◆ EXERCISE DETAILS ◆
Each line holding the string "youtube" is to be copied from the data.

◆ PROVIDED INFORMATION ◆

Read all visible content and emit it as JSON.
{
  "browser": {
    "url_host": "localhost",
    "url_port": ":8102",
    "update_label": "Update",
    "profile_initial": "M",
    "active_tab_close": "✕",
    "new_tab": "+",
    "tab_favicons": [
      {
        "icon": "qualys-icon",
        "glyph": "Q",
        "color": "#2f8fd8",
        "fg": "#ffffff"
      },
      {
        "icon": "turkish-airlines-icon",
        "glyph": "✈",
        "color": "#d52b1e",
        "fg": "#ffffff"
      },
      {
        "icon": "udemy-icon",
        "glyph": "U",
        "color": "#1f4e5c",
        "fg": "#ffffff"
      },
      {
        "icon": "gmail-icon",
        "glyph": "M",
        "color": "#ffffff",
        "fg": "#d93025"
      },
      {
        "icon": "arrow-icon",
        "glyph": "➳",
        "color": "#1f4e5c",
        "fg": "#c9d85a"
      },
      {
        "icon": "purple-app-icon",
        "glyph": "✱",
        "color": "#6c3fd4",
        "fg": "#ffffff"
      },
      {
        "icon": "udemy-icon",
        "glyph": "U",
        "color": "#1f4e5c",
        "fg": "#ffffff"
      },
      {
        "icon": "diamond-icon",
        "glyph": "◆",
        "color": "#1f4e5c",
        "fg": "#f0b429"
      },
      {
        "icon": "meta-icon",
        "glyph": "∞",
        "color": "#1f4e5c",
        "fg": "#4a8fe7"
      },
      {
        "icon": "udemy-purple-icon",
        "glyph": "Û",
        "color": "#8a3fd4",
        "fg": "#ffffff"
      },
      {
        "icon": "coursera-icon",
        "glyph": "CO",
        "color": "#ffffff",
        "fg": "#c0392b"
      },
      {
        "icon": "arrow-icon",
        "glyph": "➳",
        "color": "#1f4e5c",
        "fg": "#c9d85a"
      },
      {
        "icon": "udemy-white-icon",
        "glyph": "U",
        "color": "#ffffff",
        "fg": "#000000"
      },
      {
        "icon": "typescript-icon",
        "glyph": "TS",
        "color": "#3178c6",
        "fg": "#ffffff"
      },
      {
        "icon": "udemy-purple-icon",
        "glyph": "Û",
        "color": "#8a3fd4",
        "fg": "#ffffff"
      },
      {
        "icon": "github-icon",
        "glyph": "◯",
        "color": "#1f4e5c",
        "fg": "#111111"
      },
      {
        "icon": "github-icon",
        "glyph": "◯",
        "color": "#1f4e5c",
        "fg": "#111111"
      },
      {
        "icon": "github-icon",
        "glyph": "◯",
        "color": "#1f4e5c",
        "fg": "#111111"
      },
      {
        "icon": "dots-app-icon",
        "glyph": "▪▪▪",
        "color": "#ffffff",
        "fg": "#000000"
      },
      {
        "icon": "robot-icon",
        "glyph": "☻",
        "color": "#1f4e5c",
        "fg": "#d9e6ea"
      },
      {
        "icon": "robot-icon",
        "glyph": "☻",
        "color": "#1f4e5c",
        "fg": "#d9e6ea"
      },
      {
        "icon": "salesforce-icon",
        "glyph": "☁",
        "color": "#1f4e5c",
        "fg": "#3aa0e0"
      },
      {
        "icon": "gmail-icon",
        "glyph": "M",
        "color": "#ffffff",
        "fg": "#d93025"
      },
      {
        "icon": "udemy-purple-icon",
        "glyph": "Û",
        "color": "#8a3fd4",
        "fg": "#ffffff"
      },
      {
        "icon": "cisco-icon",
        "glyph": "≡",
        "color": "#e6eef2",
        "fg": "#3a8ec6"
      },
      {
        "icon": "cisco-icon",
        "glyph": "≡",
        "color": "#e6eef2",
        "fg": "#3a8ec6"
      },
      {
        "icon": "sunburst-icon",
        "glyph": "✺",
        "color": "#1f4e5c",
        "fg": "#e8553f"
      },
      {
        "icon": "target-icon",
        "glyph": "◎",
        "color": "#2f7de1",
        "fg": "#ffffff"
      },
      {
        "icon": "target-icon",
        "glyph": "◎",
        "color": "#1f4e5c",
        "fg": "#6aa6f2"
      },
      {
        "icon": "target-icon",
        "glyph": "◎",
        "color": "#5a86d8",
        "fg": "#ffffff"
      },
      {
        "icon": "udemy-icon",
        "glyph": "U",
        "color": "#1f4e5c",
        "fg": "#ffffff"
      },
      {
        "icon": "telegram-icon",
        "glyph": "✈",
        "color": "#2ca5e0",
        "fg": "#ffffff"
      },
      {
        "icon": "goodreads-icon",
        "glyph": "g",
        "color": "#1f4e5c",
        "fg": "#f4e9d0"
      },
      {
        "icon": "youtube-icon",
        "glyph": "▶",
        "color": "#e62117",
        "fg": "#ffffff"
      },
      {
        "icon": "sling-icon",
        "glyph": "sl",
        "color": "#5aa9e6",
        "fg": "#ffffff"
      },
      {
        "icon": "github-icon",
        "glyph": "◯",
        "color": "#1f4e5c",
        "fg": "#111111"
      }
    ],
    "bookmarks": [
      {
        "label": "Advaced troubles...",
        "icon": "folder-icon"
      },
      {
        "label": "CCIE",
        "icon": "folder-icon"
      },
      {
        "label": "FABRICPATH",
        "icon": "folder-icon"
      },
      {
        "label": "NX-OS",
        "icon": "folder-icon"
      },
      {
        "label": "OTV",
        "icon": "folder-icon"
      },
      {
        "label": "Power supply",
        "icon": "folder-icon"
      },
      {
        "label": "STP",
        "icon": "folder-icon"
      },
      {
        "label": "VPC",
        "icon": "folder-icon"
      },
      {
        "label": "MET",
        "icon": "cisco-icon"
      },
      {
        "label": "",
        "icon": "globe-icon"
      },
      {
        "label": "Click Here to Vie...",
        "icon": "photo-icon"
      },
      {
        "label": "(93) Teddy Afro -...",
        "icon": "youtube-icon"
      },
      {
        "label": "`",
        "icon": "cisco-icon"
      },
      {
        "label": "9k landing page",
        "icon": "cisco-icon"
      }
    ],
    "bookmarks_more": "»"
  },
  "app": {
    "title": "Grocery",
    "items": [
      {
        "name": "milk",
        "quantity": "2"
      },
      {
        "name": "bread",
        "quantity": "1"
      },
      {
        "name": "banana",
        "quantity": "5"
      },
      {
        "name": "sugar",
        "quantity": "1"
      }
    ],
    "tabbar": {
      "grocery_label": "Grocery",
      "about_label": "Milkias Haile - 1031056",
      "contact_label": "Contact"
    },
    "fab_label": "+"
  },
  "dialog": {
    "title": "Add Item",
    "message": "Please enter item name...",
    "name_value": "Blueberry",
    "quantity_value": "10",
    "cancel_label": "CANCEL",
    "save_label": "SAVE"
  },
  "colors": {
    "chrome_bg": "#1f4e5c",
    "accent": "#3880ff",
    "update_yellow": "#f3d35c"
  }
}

◆ COMPLETED TASK ◆
        "icon": "youtube-icon",
        "icon": "youtube-icon"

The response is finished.